Record Type: Non-Journal
Publication Date: 2012-Jun
Abstractor: As Provided
Reference Count: 14
Statistical Power for Regression Discontinuity Designs in Education: Empirical Estimates of Design Effects Relative to Randomized Controlled Trials. Working Paper
Deke, John; Dragoset, Lisa
Mathematica Policy Research, Inc.
The regression discontinuity design (RDD) has the potential to yield findings with causal validity approaching that of the randomized controlled trial (RCT). However, Schochet (2008a) estimated that, on average, an RDD study of an education intervention would need to include three to four times as many schools or students as an RCT to produce impacts with the same level of statistical precision. We extend the work of Schochet by empirically assessing the effect on sample size requirements of accounting for selection of an optimal bandwidth and the adjustment for random misspecification error, both of which are needed to estimate consistent RDD impacts and control the Type I error rate. We used data from four previously published education studies covering more than 25,000 students in kindergarten to grade 9 in 24 states and 330 schools to calculate empirical estimates of the RDD design effect taking into account these additional factors. We find that an RDD study needs between 9 and 17 times as many schools or students as an RCT to produce an impact with the same level of statistical precision, and that the need for a large sample is driven primarily by bandwidth selection, not adjusting for random misspecification error. (Contains 9 tables and 5 footnotes.)

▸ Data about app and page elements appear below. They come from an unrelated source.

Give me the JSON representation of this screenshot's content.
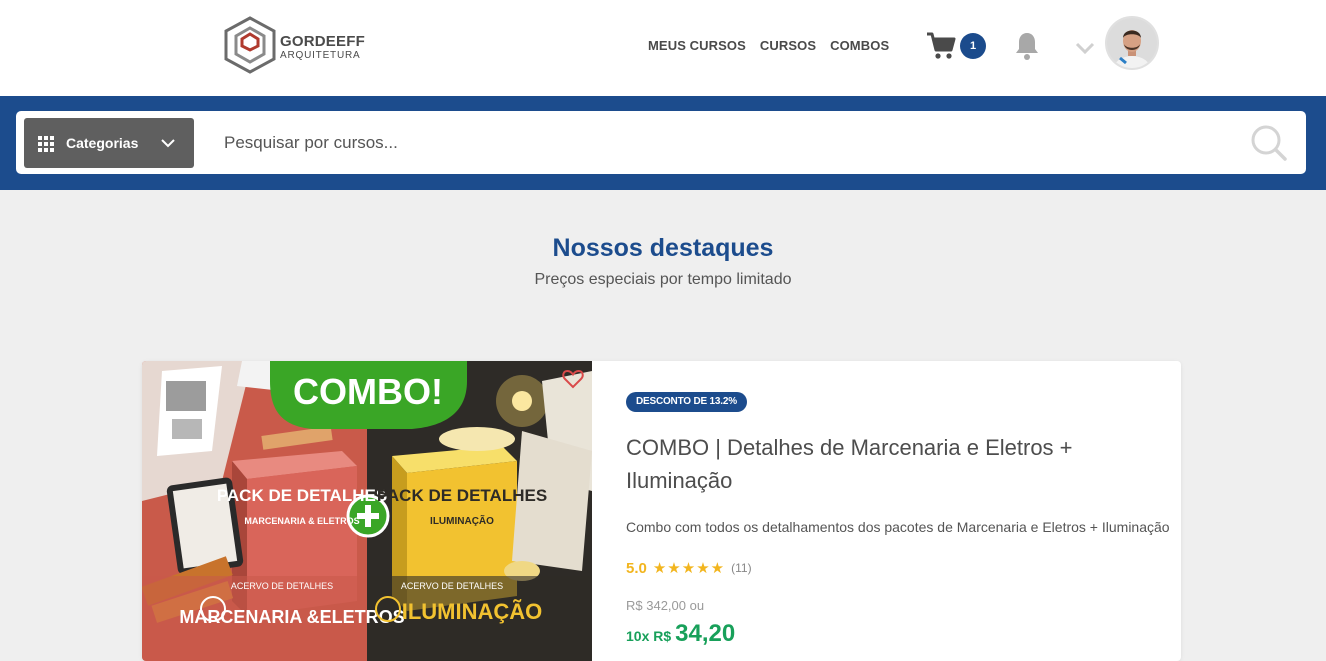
{
  "brand": {
    "name": "GORDEEFF",
    "sub": "ARQUITETURA"
  },
  "nav": {
    "items": [
      "MEUS CURSOS",
      "CURSOS",
      "COMBOS"
    ]
  },
  "cart": {
    "count": "1"
  },
  "search": {
    "category_label": "Categorias",
    "placeholder": "Pesquisar por cursos..."
  },
  "section": {
    "title": "Nossos destaques",
    "subtitle": "Preços especiais por tempo limitado"
  },
  "product": {
    "badge": "DESCONTO DE 13.2%",
    "title": "COMBO | Detalhes de Marcenaria e Eletros + Iluminação",
    "description": "Combo com todos os detalhamentos dos pacotes de Marcenaria e Eletros + Iluminação",
    "rating": "5.0",
    "stars": "★★★★★",
    "rating_count": "(11)",
    "old_price": "R$ 342,00 ou",
    "installment_prefix": "10x R$",
    "installment_value": "34,20",
    "image": {
      "banner": "COMBO!",
      "left_box_title": "PACK DE DETALHES",
      "left_box_sub": "MARCENARIA & ELETROS",
      "right_box_title": "PACK DE DETALHES",
      "right_box_sub": "ILUMINAÇÃO",
      "left_footer_small": "ACERVO DE DETALHES",
      "left_footer_big": "MARCENARIA &ELETROS",
      "right_footer_small": "ACERVO DE DETALHES",
      "right_footer_big": "ILUMINAÇÃO"
    }
  },
  "colors": {
    "accent": "#1c4c8d",
    "price": "#18a05a",
    "star": "#f2b51e",
    "combo_green": "#3aa626",
    "left_bg": "#c95a4a",
    "right_bg": "#2e2b27"
  }
}
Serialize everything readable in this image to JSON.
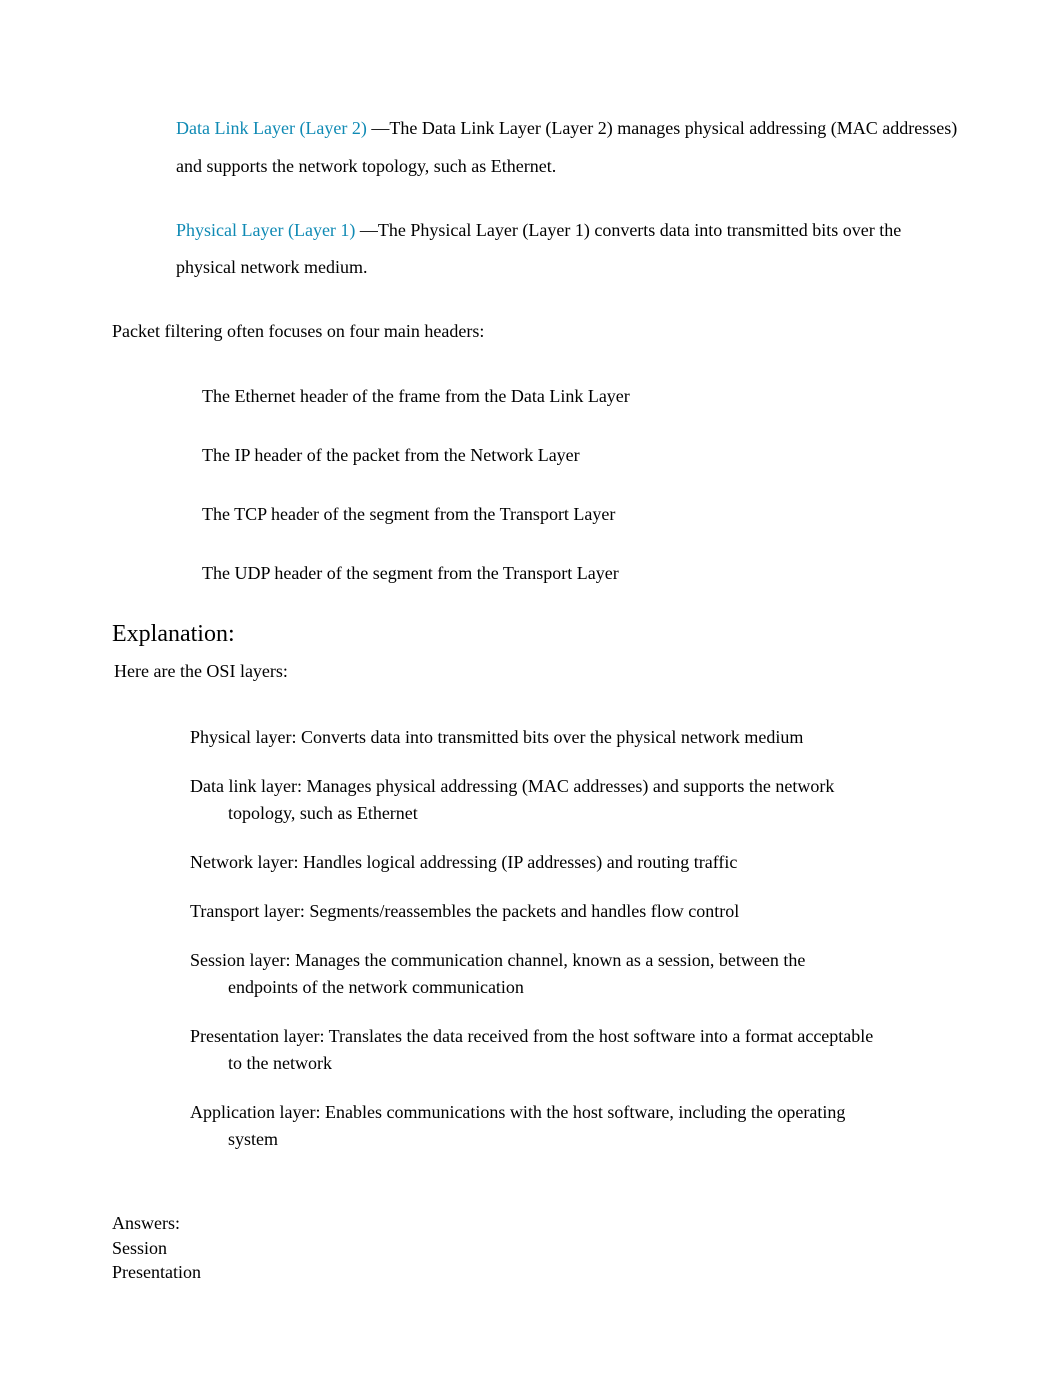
{
  "top_bullets": [
    {
      "link": "Data Link Layer (Layer 2)",
      "dash": " —The ",
      "bold": "Data Link Layer (Layer 2)",
      "rest": " manages physical addressing (MAC addresses) and supports the network topology, such as Ethernet."
    },
    {
      "link": "Physical Layer (Layer 1)",
      "dash": " —The ",
      "bold": "Physical Layer (Layer 1)",
      "rest": " converts data into transmitted bits over the physical network medium."
    }
  ],
  "filter_intro": "Packet filtering often focuses on four main headers:",
  "filter_headers": [
    "The Ethernet header of the frame from the Data Link Layer",
    "The IP header of the packet from the Network Layer",
    "The TCP header of the segment from the Transport Layer",
    "The UDP header of the segment from the Transport Layer"
  ],
  "explanation_heading": "Explanation:",
  "osi_intro": "Here are the OSI layers:",
  "osi_layers": [
    {
      "name": "Physical layer:",
      "desc_first": " Converts data into transmitted bits over the physical network medium",
      "desc_cont": ""
    },
    {
      "name": "Data link layer:",
      "desc_first": " Manages physical addressing (MAC addresses) and supports the network",
      "desc_cont": "topology, such as Ethernet"
    },
    {
      "name": "Network layer:",
      "desc_first": " Handles logical addressing (IP addresses) and routing traffic",
      "desc_cont": ""
    },
    {
      "name": "Transport layer:",
      "desc_first": " Segments/reassembles the packets and handles flow control",
      "desc_cont": ""
    },
    {
      "name": "Session layer:",
      "desc_first": " Manages the communication channel, known as a session, between the",
      "desc_cont": "endpoints of the network communication"
    },
    {
      "name": "Presentation layer:",
      "desc_first": " Translates the data received from the host software into a format acceptable",
      "desc_cont": "to the network"
    },
    {
      "name": "Application layer:",
      "desc_first": " Enables communications with the host software, including the operating",
      "desc_cont": "system"
    }
  ],
  "answers_label": "Answers:",
  "answers": [
    "Session",
    "Presentation"
  ]
}
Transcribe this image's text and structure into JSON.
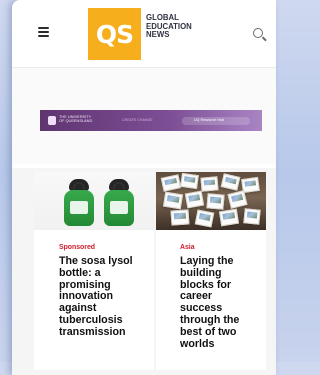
{
  "header": {
    "logo_text": "QS",
    "brand_text": "GLOBAL\nEDUCATION\nNEWS",
    "icons": {
      "menu": "menu-icon",
      "search": "search-icon"
    }
  },
  "ad_banner": {
    "brand_text": "THE UNIVERSITY\nOF QUEENSLAND",
    "tagline": "CREATE CHANGE",
    "cta_text": "UQ Research Hub"
  },
  "articles": [
    {
      "category": "Sponsored",
      "headline": "The sosa lysol bottle: a promising innovation against tuberculosis transmission"
    },
    {
      "category": "Asia",
      "headline": "Laying the building blocks for career success through the best of two worlds"
    }
  ],
  "colors": {
    "logo_bg": "#f6ae1d",
    "sponsored_text": "#d01c2a",
    "banner_purple": "#6b3e7f"
  }
}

Descriptors: Research Design, Elementary Secondary Education, Regression (Statistics), Educational Research, Sampling, Error Patterns, Computation, Program Evaluation, Intervention, Pretests Posttests, Effect Size
Mathematica Policy Research, Inc. P.O. Box 2393, Princeton, NJ 08543-2393. Tel: 609-799-3535; Fax: 609-799-0005; e-mail: email@example.com; Web site: http://www.mathematica-mpr.com

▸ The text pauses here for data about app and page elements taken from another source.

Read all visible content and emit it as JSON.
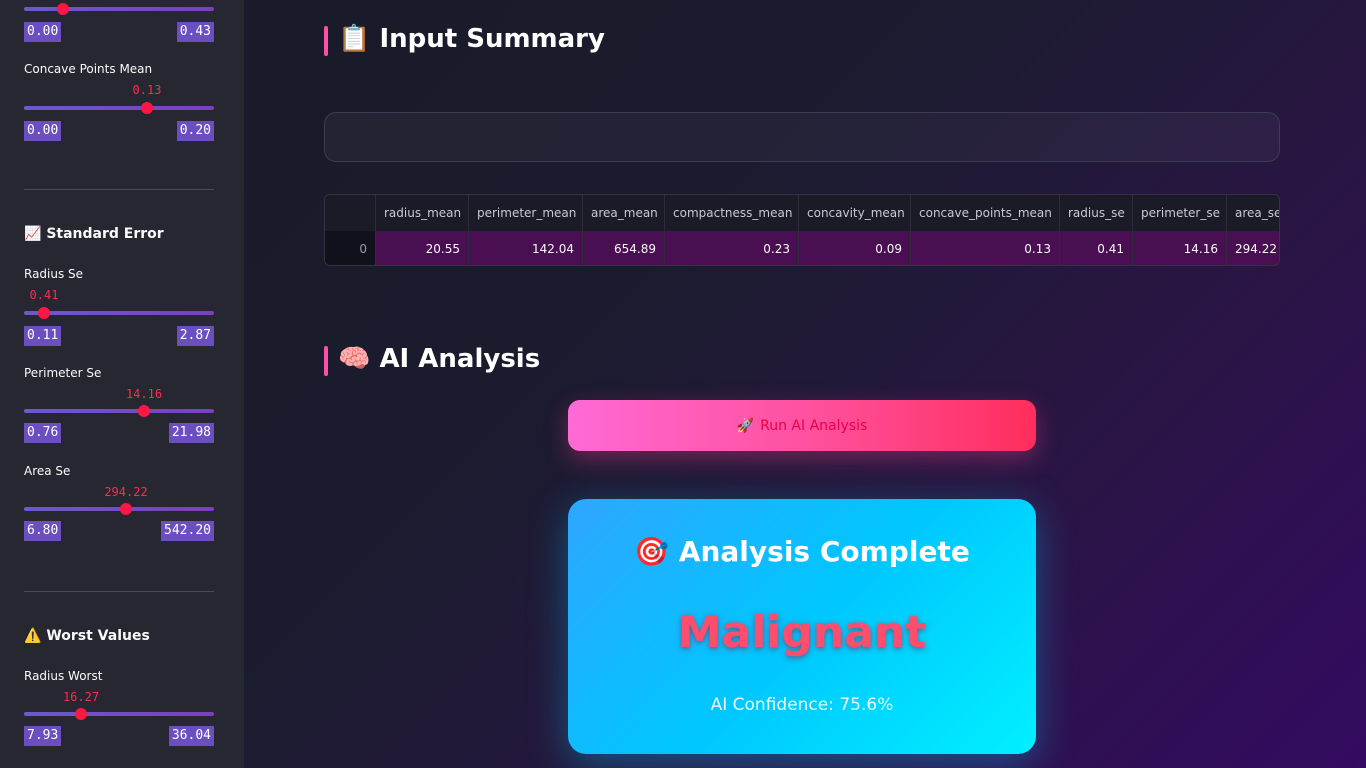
{
  "sidebar": {
    "sliders": [
      {
        "id": "compactness_mean",
        "label": "",
        "value": "",
        "min": "0.00",
        "max": "0.43",
        "fraction": 0.21
      },
      {
        "id": "concave_points_mean",
        "label": "Concave Points Mean",
        "value": "0.13",
        "min": "0.00",
        "max": "0.20",
        "fraction": 0.65
      },
      {
        "id": "radius_se",
        "label": "Radius Se",
        "value": "0.41",
        "min": "0.11",
        "max": "2.87",
        "fraction": 0.11
      },
      {
        "id": "perimeter_se",
        "label": "Perimeter Se",
        "value": "14.16",
        "min": "0.76",
        "max": "21.98",
        "fraction": 0.63
      },
      {
        "id": "area_se",
        "label": "Area Se",
        "value": "294.22",
        "min": "6.80",
        "max": "542.20",
        "fraction": 0.54
      },
      {
        "id": "radius_worst",
        "label": "Radius Worst",
        "value": "16.27",
        "min": "7.93",
        "max": "36.04",
        "fraction": 0.3
      }
    ],
    "sections": {
      "standard_error": {
        "icon": "📈",
        "title": "Standard Error"
      },
      "worst_values": {
        "icon": "⚠️",
        "title": "Worst Values"
      }
    }
  },
  "main": {
    "input_summary": {
      "icon": "📋",
      "title": "Input Summary"
    },
    "ai_analysis": {
      "icon": "🧠",
      "title": "AI Analysis"
    },
    "table": {
      "columns": [
        "",
        "radius_mean",
        "perimeter_mean",
        "area_mean",
        "compactness_mean",
        "concavity_mean",
        "concave_points_mean",
        "radius_se",
        "perimeter_se",
        "area_se"
      ],
      "rows": [
        [
          "0",
          "20.55",
          "142.04",
          "654.89",
          "0.23",
          "0.09",
          "0.13",
          "0.41",
          "14.16",
          "294.22"
        ]
      ]
    },
    "run_button": {
      "icon": "🚀",
      "label": "Run AI Analysis"
    },
    "result": {
      "icon": "🎯",
      "title": "Analysis Complete",
      "diagnosis": "Malignant",
      "confidence": "AI Confidence: 75.6%"
    }
  },
  "colors": {
    "sidebar_bg": "#262730",
    "accent_red": "#ff1744",
    "range_badge": "#6b4fc0",
    "button_gradient": [
      "#ff6ad5",
      "#ff2d5c"
    ],
    "card_gradient": [
      "#2fa6ff",
      "#00f0ff"
    ],
    "diagnosis_color": "#ff4d6d"
  }
}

Publication Type: Reports - Research
Education Level: Elementary Secondary Education; Grade 1; Grade 2; Grade 3; Grade 4; Grade 5; Grade 6; Grade 7; Grade 8; Grade 9; Kindergarten

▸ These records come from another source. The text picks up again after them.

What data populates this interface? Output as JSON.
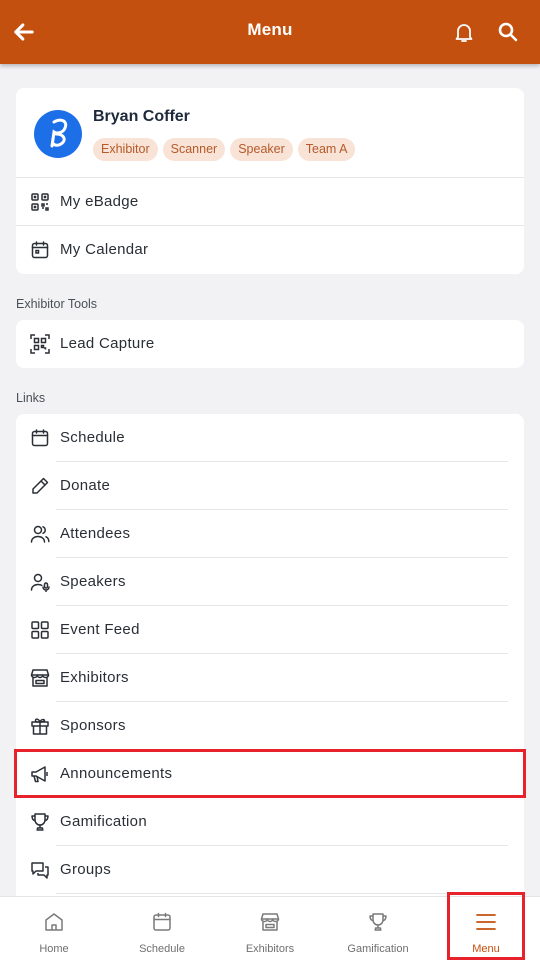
{
  "header": {
    "title": "Menu",
    "back_icon": "arrow-left-icon",
    "bell_icon": "bell-icon",
    "search_icon": "search-icon",
    "color": "#c4500f"
  },
  "profile": {
    "name": "Bryan Coffer",
    "avatar_icon": "user-avatar-logo",
    "tags": [
      "Exhibitor",
      "Scanner",
      "Speaker",
      "Team A"
    ]
  },
  "profile_items": [
    {
      "label": "My eBadge",
      "icon": "qr-code-icon"
    },
    {
      "label": "My Calendar",
      "icon": "calendar-icon"
    }
  ],
  "exhibitor_tools": {
    "title": "Exhibitor Tools",
    "items": [
      {
        "label": "Lead Capture",
        "icon": "scan-qr-icon"
      }
    ]
  },
  "links": {
    "title": "Links",
    "items": [
      {
        "label": "Schedule",
        "icon": "calendar-icon"
      },
      {
        "label": "Donate",
        "icon": "pencil-icon"
      },
      {
        "label": "Attendees",
        "icon": "users-icon"
      },
      {
        "label": "Speakers",
        "icon": "speaker-user-icon"
      },
      {
        "label": "Event Feed",
        "icon": "grid-icon"
      },
      {
        "label": "Exhibitors",
        "icon": "storefront-icon"
      },
      {
        "label": "Sponsors",
        "icon": "gift-icon"
      },
      {
        "label": "Announcements",
        "icon": "megaphone-icon"
      },
      {
        "label": "Gamification",
        "icon": "trophy-icon"
      },
      {
        "label": "Groups",
        "icon": "chat-bubbles-icon"
      }
    ]
  },
  "bottom_nav": {
    "active": "Menu",
    "items": [
      {
        "label": "Home",
        "icon": "home-icon"
      },
      {
        "label": "Schedule",
        "icon": "calendar-icon"
      },
      {
        "label": "Exhibitors",
        "icon": "storefront-icon"
      },
      {
        "label": "Gamification",
        "icon": "trophy-icon"
      },
      {
        "label": "Menu",
        "icon": "hamburger-menu-icon"
      }
    ]
  },
  "highlight_color": "#e8222a"
}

Authoring Institution: Mathematica Policy Research, Inc.